Since then, we’ve been working on how best to treat the many people we come into with through our clinics. We’ve found that the majority of our clients—not just veterans—exhibit Post Traumatic Stress, usually a symptom of an earlier personal or intergenerational trauma that has gone unaddressed for some time, often many years. Even though the PTS is often visible from the outset, we’ve learned that in order to adequately treat a client’s complicated mental issues, it’s helpful to establish a relationship of trust with them first. So, we usually start by treating whatever issue our client comes to us with, be it pain in the left foot or a headache. Successfully treating our clients’ complaints builds their faith in us, making it easier for us to start focusing on the deeper emotional issues.We have repeatedly found homeopathy to be a great tool for treating these issues even when more traditional modes of medication (in many of our clients’ cases, anti-depressants and other similar drugs) have failed.
Otherchallenges in working with the disenfranchised include that clients’ mental and physical ailments are often very severe, and there’s no guarantee that any given client will ever re-visit the clinic. For both of these reasons, we’ve taken the unique approach of prescribing a remedy, administering it to our client, and observing its results in real time. If the remedy doesn’t have an immediate effect, we’ll many times prescribe another. Often, these positive results will encourage the client to believe in the power of homeopathy and seek its help for other issues as well. Working alongside each other in the clinicsis especially helpful, as having two sets of eyes on the same individual helps us understand all aspects of any given case quicker.
In the seven years since we started HIP, we’ve seen very encouraging results, have continued to benefit from fundraising, and have had the pleasure to open several other clinics to reach even more people. In 2018 alone, HIP provided 403 homeopathic treatments, and as of the beginning of this year, we run four clinics across San Francisco and Silicon Valley. If ever we feel discouraged we’re pleasantly surprised byour clients: one whoafter a lifetime of homelessness is able to keep a job, find housing, realize life is hard but still manage; another, a veteran, who tells us that when he first started seeing us he was taking 20 prescription drugs for very serious complaints and he is now down to 4; and, more recently, a victim of the California Wildfires who embraced us and danced around after our treatment, telling us her chronic pain is now completely gone. The positive results and feedback we’ve gotten from our clients has encouraged us to keep helping as many people as we can.
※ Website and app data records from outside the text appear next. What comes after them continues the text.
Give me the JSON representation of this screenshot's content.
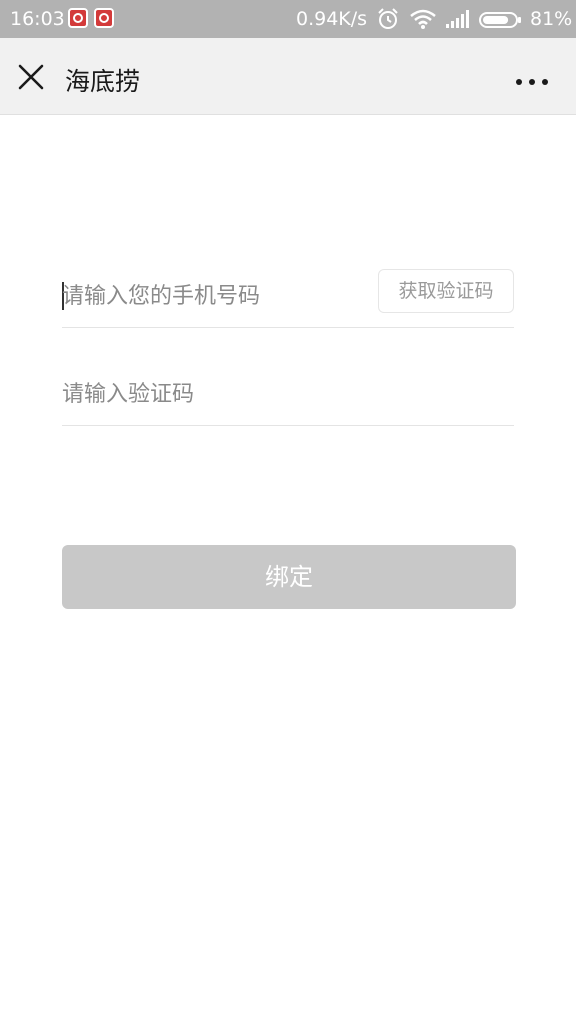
{
  "status_bar": {
    "time": "16:03",
    "network_speed": "0.94K/s",
    "battery_percent": "81%",
    "battery_level": 0.81,
    "icons": [
      "app-notification-icon",
      "app-notification-icon",
      "alarm-icon",
      "wifi-icon",
      "signal-icon",
      "battery-icon"
    ]
  },
  "header": {
    "title": "海底捞",
    "close_icon": "close-icon",
    "more_icon": "more-dots-icon"
  },
  "form": {
    "phone_placeholder": "请输入您的手机号码",
    "phone_value": "",
    "get_code_label": "获取验证码",
    "code_placeholder": "请输入验证码",
    "code_value": ""
  },
  "bind_button": {
    "label": "绑定",
    "enabled": false
  },
  "colors": {
    "status_bar_bg": "#b2b2b2",
    "header_bg": "#f1f1f1",
    "disabled_button_bg": "#c8c8c8"
  }
}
Editor’s Note: Readers can HIP for service by leaving a message on their website: or by phone (415) 494-9447 or (650) 383-7683
dignity and hope to her homeless and disenfranchised clients, she treats